Unfortunately, the years between 35 and 40 are also critical to establishing yourself as researcher. Most physicists presently don’t secure permanent positions until their early 40s. Up to then, job-hopping and frequent international moves are the norm. Taking time off to raise kids is difficult, and the inevitable decrease in academic output and flexibility is a competitive disadvantage. A priori this disadvantage exists both for men and women, but women are on the average the younger part of the couple, and, needless to say, pregnancy and nursing is an extra burden.
Arguments that women just perform worse than men are fundamentally flawed because they’re based on shaky interpretation of data that don’t quantify what they’re supposed to show. Data say, for example, that women in science publish less and their papers are cited less often (references here). Does this mean women are less capable of doing science? No, it means that they publish less and their papers are cited less often. To put it differently, it means that women’s papers are less popular with their – predominantly male – colleagues. How about not judging women by how much their work appeals to men?
The recent case of Alessandro Strumia is an example for such shaky interpretations of data. There’s no simple way to measure whether women are having a harder time with their research. There could be all sorts of reasons, from the lack of role models to difficulties getting funding to being more frequently asked to sit in committees because, well, we need at least one woman, you see? None of these difficulties will reflect in publication records in any obvious way.
Besides, there’s no agreed-upon measure for academic success. Indeed, it is well known that rewarding a high number of publications and citations creates perverse incentives, and therefore many scientists now compete to excel on meaningless performance indicators. So why are we even talking about this?
This is not to say that the differences between publications of men and women are not interesting or should not be studied. Just that one shouldn’t jump to conclusions from them.
But I am also not an advocate of a gender-balance of one-to-one. Biological factors, such as muscle strength, arguably play a role for some professions. I find it highly questionable that a profession like physics, which mostly deals with abstract ideas, is much influenced by genetic factors. But it’s a controversial subject and, as they say, more research is needed. Regardless of whether the reason is nature or nurture, however, women demonstrate preferences different from men, and it doesn’t make sense to push them into disciplines that they might not currently feel well in.
For this reason I cannot support policies that aim to increase the ratio of women based on the premise that 50:50 is the “correct” target. It’s not only that this risks we’ll hire women who are less motivated or qualified than some men who don’t get jobs, it also pisses off the men who feel like they are now the ones at a disadvantage. And this creates yet another bias, namely the belief that women now have an easier time rather than merely having less of a disadvantage. Again the recent Strumia-case is a good example.
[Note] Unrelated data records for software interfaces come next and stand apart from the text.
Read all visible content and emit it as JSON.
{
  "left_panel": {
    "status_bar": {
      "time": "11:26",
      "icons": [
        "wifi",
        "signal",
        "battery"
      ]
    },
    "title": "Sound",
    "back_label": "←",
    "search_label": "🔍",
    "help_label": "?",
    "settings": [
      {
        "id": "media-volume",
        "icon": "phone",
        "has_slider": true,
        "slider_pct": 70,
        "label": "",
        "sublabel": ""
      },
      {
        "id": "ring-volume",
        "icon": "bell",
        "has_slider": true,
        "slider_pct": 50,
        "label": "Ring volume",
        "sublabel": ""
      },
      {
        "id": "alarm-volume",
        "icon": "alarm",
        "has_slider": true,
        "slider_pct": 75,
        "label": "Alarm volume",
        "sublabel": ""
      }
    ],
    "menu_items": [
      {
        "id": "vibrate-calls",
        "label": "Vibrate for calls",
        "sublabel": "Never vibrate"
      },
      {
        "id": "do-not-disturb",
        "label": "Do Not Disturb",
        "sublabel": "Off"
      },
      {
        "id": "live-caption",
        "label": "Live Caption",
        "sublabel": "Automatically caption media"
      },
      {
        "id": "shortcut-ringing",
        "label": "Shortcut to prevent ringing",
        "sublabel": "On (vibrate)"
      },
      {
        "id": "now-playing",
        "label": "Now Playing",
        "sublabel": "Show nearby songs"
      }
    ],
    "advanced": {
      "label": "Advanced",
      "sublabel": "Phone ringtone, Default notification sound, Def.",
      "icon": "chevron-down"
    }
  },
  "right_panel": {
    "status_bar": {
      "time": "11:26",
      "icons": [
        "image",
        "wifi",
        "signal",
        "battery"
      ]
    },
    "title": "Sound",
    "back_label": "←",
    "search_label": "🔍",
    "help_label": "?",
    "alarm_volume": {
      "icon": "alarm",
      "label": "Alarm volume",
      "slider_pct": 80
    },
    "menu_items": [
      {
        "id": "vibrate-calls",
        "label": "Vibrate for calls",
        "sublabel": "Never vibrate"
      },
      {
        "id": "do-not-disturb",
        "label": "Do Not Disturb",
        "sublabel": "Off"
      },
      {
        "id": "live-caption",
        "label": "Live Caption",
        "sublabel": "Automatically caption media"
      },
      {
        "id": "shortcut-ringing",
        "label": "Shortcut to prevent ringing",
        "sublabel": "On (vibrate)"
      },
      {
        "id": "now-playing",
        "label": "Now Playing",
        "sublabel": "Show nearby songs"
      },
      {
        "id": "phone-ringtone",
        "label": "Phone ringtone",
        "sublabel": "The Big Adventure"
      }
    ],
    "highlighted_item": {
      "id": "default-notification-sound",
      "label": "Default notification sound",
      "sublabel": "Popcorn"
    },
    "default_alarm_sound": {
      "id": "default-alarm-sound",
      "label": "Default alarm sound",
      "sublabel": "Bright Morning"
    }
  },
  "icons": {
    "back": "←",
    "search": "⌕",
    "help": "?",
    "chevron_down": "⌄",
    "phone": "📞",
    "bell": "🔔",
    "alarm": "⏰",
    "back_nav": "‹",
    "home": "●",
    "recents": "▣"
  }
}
Having said this, some people tell me it’s justified to risk hiring lesser qualified women, at least temporarily, to restore what they consider fairness in the long run. But at this point we are down to a value-decisions. What is more important to you: That science works most efficiently, or that women catch up with men as quickly as possible? I think this is the key question which no one wants to discuss.
Be that as it may, the easiest way to disqualify yourself from any discussion on the matter is to simply disregard the existing hurdles that women face. The problems are real, and they’re far from vanishing.
If you want to make a difference, check out the Practical Guide to Improving Gender Equality in Research Organisations by Science Europe, and raise awareness for the therein proposed changes among your colleagues.